Your response should contain each line of the data that includes "corp".

# Entries from a dataset of interfaces:
|---|

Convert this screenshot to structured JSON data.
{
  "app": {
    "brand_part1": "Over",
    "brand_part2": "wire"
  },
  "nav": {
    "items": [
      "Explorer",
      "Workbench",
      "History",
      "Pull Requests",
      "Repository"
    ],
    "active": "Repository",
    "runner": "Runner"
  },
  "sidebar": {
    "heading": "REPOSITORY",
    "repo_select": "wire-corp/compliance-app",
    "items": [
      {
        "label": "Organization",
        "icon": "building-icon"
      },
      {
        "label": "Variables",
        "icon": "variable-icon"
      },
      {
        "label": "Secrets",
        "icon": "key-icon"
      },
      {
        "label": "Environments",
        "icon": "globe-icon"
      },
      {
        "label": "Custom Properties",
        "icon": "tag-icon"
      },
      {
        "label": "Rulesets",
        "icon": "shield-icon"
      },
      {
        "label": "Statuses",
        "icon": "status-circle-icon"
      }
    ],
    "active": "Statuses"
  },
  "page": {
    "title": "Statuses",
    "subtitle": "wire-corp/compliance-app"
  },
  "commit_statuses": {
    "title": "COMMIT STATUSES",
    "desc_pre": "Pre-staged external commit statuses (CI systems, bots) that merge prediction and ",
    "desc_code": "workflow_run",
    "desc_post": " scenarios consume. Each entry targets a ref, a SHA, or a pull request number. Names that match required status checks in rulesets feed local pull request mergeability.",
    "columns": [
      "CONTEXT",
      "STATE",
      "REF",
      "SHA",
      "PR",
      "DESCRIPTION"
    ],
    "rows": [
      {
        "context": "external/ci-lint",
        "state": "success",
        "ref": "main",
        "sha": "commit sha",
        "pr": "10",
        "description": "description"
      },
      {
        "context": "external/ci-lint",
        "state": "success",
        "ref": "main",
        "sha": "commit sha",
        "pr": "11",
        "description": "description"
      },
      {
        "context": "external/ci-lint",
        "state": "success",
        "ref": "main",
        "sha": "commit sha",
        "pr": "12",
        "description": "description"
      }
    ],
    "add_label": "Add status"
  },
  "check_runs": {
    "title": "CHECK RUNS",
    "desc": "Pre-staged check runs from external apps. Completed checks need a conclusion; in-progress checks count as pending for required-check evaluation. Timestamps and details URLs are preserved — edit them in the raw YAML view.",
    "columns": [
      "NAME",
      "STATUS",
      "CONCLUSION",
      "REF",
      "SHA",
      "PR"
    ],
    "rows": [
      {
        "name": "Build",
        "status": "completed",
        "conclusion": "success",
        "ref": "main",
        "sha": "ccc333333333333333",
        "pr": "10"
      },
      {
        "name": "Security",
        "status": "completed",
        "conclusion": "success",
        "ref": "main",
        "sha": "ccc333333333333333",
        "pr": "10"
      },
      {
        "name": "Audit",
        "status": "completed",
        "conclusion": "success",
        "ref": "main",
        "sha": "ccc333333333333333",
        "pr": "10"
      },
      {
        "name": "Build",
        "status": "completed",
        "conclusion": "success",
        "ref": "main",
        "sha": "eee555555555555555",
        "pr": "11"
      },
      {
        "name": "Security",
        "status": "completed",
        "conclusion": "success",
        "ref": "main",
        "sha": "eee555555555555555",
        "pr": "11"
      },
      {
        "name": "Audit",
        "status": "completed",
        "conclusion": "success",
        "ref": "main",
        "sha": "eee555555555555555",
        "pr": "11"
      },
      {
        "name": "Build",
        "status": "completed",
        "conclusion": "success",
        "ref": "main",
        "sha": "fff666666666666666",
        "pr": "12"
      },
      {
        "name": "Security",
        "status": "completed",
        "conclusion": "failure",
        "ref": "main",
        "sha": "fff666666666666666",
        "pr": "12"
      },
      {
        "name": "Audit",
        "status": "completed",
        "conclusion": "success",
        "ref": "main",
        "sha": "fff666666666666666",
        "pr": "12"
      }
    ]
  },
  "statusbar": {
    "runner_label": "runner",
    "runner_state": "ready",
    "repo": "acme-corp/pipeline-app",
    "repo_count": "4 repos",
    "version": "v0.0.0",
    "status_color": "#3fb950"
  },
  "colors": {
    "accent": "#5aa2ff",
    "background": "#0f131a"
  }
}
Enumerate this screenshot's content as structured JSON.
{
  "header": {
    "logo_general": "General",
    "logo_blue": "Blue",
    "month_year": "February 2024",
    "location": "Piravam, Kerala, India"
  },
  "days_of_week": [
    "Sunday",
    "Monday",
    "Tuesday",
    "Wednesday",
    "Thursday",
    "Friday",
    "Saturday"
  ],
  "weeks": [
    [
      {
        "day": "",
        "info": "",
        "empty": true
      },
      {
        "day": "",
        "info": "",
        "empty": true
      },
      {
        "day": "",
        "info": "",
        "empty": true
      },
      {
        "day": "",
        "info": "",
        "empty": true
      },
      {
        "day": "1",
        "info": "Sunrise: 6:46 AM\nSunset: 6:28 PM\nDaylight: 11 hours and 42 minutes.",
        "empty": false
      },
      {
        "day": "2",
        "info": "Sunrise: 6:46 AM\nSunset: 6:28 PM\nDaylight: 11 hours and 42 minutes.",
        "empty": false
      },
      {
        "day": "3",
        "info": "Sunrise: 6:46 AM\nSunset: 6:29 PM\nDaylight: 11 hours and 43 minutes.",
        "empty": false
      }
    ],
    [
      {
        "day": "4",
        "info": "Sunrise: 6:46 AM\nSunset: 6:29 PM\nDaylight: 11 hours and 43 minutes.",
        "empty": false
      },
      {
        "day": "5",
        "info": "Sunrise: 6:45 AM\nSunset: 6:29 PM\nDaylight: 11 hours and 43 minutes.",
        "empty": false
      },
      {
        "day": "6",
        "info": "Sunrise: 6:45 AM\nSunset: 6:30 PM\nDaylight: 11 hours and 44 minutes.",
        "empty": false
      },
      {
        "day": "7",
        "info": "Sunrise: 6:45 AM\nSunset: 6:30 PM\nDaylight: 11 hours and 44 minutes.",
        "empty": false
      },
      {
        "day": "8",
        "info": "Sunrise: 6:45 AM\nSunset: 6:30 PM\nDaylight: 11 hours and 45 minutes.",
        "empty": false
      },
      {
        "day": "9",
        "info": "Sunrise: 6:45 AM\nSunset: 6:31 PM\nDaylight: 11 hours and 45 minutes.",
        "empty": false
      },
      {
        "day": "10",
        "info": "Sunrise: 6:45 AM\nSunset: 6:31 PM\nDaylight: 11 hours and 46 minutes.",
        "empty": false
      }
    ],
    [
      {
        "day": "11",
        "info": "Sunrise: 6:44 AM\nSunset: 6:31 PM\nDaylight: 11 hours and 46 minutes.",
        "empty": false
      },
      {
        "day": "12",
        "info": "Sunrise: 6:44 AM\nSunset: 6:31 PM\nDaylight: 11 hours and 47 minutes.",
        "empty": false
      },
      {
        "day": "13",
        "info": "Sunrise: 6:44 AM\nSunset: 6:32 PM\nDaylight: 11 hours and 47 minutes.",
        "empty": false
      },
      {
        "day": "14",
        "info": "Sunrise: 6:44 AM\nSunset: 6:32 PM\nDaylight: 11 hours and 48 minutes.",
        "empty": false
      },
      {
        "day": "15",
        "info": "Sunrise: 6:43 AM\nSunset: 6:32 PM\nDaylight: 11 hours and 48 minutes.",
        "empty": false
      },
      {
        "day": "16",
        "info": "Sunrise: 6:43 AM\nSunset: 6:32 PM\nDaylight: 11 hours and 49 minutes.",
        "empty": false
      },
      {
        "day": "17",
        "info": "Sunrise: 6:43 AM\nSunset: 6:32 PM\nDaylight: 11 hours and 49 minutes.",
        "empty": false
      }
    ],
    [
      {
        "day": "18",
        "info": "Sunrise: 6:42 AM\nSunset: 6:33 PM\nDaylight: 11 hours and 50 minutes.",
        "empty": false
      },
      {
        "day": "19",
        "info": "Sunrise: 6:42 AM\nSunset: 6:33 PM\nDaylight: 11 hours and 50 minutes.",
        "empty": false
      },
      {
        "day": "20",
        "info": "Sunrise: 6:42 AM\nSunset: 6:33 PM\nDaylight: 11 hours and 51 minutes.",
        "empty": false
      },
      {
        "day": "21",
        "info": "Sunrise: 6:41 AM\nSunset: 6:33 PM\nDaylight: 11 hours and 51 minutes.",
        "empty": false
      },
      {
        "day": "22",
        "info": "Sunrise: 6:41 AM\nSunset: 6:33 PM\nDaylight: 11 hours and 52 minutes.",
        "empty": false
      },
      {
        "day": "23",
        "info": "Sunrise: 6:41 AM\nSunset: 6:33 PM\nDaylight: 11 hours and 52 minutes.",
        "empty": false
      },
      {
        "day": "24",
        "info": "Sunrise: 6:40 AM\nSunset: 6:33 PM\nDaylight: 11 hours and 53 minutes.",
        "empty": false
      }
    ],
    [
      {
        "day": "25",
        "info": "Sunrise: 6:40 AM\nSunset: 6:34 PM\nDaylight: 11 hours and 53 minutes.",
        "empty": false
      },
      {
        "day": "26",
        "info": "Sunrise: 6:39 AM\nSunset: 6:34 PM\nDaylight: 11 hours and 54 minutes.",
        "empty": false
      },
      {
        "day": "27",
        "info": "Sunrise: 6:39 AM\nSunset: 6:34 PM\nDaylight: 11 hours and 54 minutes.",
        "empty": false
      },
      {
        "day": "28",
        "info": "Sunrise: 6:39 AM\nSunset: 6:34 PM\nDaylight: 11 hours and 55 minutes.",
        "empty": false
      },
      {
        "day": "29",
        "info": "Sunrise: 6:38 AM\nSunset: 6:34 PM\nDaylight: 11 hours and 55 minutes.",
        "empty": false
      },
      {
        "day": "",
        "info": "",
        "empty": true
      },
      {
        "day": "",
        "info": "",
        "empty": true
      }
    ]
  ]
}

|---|

# SOLUTION FOR THIS PROBLEM:
    "repo_select": "wire-corp/compliance-app",
    "subtitle": "wire-corp/compliance-app"
    "repo": "acme-corp/pipeline-app",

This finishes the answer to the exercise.